Data to process section start
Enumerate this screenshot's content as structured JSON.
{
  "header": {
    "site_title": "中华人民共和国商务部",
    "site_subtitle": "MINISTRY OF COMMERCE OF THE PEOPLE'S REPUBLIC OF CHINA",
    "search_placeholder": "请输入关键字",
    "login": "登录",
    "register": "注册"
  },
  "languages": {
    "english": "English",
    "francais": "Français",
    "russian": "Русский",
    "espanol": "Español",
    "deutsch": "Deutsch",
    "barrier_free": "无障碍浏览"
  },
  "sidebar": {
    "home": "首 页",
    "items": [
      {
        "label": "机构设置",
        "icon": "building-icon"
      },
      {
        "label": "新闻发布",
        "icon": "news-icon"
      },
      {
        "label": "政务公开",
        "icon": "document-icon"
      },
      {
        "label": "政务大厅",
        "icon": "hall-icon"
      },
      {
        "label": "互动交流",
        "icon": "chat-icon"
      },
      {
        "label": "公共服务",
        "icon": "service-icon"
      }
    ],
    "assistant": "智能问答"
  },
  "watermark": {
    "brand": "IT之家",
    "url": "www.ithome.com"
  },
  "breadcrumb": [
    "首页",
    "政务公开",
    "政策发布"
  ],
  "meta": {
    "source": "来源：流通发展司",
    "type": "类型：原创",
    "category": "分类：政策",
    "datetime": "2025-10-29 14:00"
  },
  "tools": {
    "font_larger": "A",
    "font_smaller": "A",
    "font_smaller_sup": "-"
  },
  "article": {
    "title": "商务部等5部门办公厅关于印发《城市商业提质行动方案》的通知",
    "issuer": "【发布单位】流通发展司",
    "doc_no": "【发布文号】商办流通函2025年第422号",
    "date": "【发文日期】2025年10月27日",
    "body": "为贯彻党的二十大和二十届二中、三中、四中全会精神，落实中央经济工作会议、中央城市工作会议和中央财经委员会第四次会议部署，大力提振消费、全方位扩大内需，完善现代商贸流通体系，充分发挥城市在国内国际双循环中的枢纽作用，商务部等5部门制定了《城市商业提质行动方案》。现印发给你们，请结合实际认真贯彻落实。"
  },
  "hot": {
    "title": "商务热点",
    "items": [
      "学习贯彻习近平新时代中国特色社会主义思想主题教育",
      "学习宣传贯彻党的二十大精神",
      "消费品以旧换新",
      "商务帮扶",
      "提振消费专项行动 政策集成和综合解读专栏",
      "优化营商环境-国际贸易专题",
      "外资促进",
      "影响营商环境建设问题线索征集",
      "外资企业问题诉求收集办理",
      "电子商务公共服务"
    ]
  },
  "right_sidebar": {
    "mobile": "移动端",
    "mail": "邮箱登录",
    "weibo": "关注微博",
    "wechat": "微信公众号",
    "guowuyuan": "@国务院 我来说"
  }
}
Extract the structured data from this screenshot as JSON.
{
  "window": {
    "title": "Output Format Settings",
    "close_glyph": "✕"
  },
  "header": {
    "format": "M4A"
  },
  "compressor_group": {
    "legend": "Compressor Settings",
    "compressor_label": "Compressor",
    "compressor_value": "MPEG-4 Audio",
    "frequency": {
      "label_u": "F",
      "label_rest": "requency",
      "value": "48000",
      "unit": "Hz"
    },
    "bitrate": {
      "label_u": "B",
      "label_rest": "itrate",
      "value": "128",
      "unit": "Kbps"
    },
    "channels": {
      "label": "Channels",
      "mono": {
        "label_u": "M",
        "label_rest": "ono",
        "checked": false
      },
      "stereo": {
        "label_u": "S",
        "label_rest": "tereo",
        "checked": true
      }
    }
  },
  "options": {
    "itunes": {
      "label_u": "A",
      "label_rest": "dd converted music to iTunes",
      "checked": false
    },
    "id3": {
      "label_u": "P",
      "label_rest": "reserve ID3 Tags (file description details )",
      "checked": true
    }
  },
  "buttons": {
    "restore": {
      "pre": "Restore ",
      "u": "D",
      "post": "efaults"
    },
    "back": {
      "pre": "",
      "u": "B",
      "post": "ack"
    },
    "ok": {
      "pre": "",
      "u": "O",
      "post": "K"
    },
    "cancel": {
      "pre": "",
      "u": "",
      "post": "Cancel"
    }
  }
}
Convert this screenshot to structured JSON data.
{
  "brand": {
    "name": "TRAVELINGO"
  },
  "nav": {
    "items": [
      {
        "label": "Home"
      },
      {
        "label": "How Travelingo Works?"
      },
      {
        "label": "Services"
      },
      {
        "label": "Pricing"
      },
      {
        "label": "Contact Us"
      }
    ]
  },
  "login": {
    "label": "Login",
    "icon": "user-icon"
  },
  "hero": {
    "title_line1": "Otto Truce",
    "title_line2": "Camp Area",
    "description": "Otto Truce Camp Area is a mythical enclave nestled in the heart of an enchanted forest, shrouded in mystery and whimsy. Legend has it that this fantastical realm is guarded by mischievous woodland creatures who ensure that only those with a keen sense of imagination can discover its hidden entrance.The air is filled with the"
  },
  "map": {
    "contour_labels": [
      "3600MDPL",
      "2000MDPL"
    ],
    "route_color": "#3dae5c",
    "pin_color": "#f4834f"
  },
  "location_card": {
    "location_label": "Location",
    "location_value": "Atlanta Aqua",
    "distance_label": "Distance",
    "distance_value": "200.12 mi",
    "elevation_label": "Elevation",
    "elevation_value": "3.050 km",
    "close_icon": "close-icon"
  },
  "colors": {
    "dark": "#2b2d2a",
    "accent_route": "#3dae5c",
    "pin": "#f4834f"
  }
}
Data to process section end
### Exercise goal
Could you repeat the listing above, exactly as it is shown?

### Answer space
Enumerate this screenshot's content as structured JSON.
{
  "header": {
    "site_title": "中华人民共和国商务部",
    "site_subtitle": "MINISTRY OF COMMERCE OF THE PEOPLE'S REPUBLIC OF CHINA",
    "search_placeholder": "请输入关键字",
    "login": "登录",
    "register": "注册"
  },
  "languages": {
    "english": "English",
    "francais": "Français",
    "russian": "Русский",
    "espanol": "Español",
    "deutsch": "Deutsch",
    "barrier_free": "无障碍浏览"
  },
  "sidebar": {
    "home": "首 页",
    "items": [
      {
        "label": "机构设置",
        "icon": "building-icon"
      },
      {
        "label": "新闻发布",
        "icon": "news-icon"
      },
      {
        "label": "政务公开",
        "icon": "document-icon"
      },
      {
        "label": "政务大厅",
        "icon": "hall-icon"
      },
      {
        "label": "互动交流",
        "icon": "chat-icon"
      },
      {
        "label": "公共服务",
        "icon": "service-icon"
      }
    ],
    "assistant": "智能问答"
  },
  "watermark": {
    "brand": "IT之家",
    "url": "www.ithome.com"
  },
  "breadcrumb": [
    "首页",
    "政务公开",
    "政策发布"
  ],
  "meta": {
    "source": "来源：流通发展司",
    "type": "类型：原创",
    "category": "分类：政策",
    "datetime": "2025-10-29 14:00"
  },
  "tools": {
    "font_larger": "A",
    "font_smaller": "A",
    "font_smaller_sup": "-"
  },
  "article": {
    "title": "商务部等5部门办公厅关于印发《城市商业提质行动方案》的通知",
    "issuer": "【发布单位】流通发展司",
    "doc_no": "【发布文号】商办流通函2025年第422号",
    "date": "【发文日期】2025年10月27日",
    "body": "为贯彻党的二十大和二十届二中、三中、四中全会精神，落实中央经济工作会议、中央城市工作会议和中央财经委员会第四次会议部署，大力提振消费、全方位扩大内需，完善现代商贸流通体系，充分发挥城市在国内国际双循环中的枢纽作用，商务部等5部门制定了《城市商业提质行动方案》。现印发给你们，请结合实际认真贯彻落实。"
  },
  "hot": {
    "title": "商务热点",
    "items": [
      "学习贯彻习近平新时代中国特色社会主义思想主题教育",
      "学习宣传贯彻党的二十大精神",
      "消费品以旧换新",
      "商务帮扶",
      "提振消费专项行动 政策集成和综合解读专栏",
      "优化营商环境-国际贸易专题",
      "外资促进",
      "影响营商环境建设问题线索征集",
      "外资企业问题诉求收集办理",
      "电子商务公共服务"
    ]
  },
  "right_sidebar": {
    "mobile": "移动端",
    "mail": "邮箱登录",
    "weibo": "关注微博",
    "wechat": "微信公众号",
    "guowuyuan": "@国务院 我来说"
  }
}
Extract the structured data from this screenshot as JSON.
{
  "window": {
    "title": "Output Format Settings",
    "close_glyph": "✕"
  },
  "header": {
    "format": "M4A"
  },
  "compressor_group": {
    "legend": "Compressor Settings",
    "compressor_label": "Compressor",
    "compressor_value": "MPEG-4 Audio",
    "frequency": {
      "label_u": "F",
      "label_rest": "requency",
      "value": "48000",
      "unit": "Hz"
    },
    "bitrate": {
      "label_u": "B",
      "label_rest": "itrate",
      "value": "128",
      "unit": "Kbps"
    },
    "channels": {
      "label": "Channels",
      "mono": {
        "label_u": "M",
        "label_rest": "ono",
        "checked": false
      },
      "stereo": {
        "label_u": "S",
        "label_rest": "tereo",
        "checked": true
      }
    }
  },
  "options": {
    "itunes": {
      "label_u": "A",
      "label_rest": "dd converted music to iTunes",
      "checked": false
    },
    "id3": {
      "label_u": "P",
      "label_rest": "reserve ID3 Tags (file description details )",
      "checked": true
    }
  },
  "buttons": {
    "restore": {
      "pre": "Restore ",
      "u": "D",
      "post": "efaults"
    },
    "back": {
      "pre": "",
      "u": "B",
      "post": "ack"
    },
    "ok": {
      "pre": "",
      "u": "O",
      "post": "K"
    },
    "cancel": {
      "pre": "",
      "u": "",
      "post": "Cancel"
    }
  }
}
Convert this screenshot to structured JSON data.
{
  "brand": {
    "name": "TRAVELINGO"
  },
  "nav": {
    "items": [
      {
        "label": "Home"
      },
      {
        "label": "How Travelingo Works?"
      },
      {
        "label": "Services"
      },
      {
        "label": "Pricing"
      },
      {
        "label": "Contact Us"
      }
    ]
  },
  "login": {
    "label": "Login",
    "icon": "user-icon"
  },
  "hero": {
    "title_line1": "Otto Truce",
    "title_line2": "Camp Area",
    "description": "Otto Truce Camp Area is a mythical enclave nestled in the heart of an enchanted forest, shrouded in mystery and whimsy. Legend has it that this fantastical realm is guarded by mischievous woodland creatures who ensure that only those with a keen sense of imagination can discover its hidden entrance.The air is filled with the"
  },
  "map": {
    "contour_labels": [
      "3600MDPL",
      "2000MDPL"
    ],
    "route_color": "#3dae5c",
    "pin_color": "#f4834f"
  },
  "location_card": {
    "location_label": "Location",
    "location_value": "Atlanta Aqua",
    "distance_label": "Distance",
    "distance_value": "200.12 mi",
    "elevation_label": "Elevation",
    "elevation_value": "3.050 km",
    "close_icon": "close-icon"
  },
  "colors": {
    "dark": "#2b2d2a",
    "accent_route": "#3dae5c",
    "pin": "#f4834f"
  }
}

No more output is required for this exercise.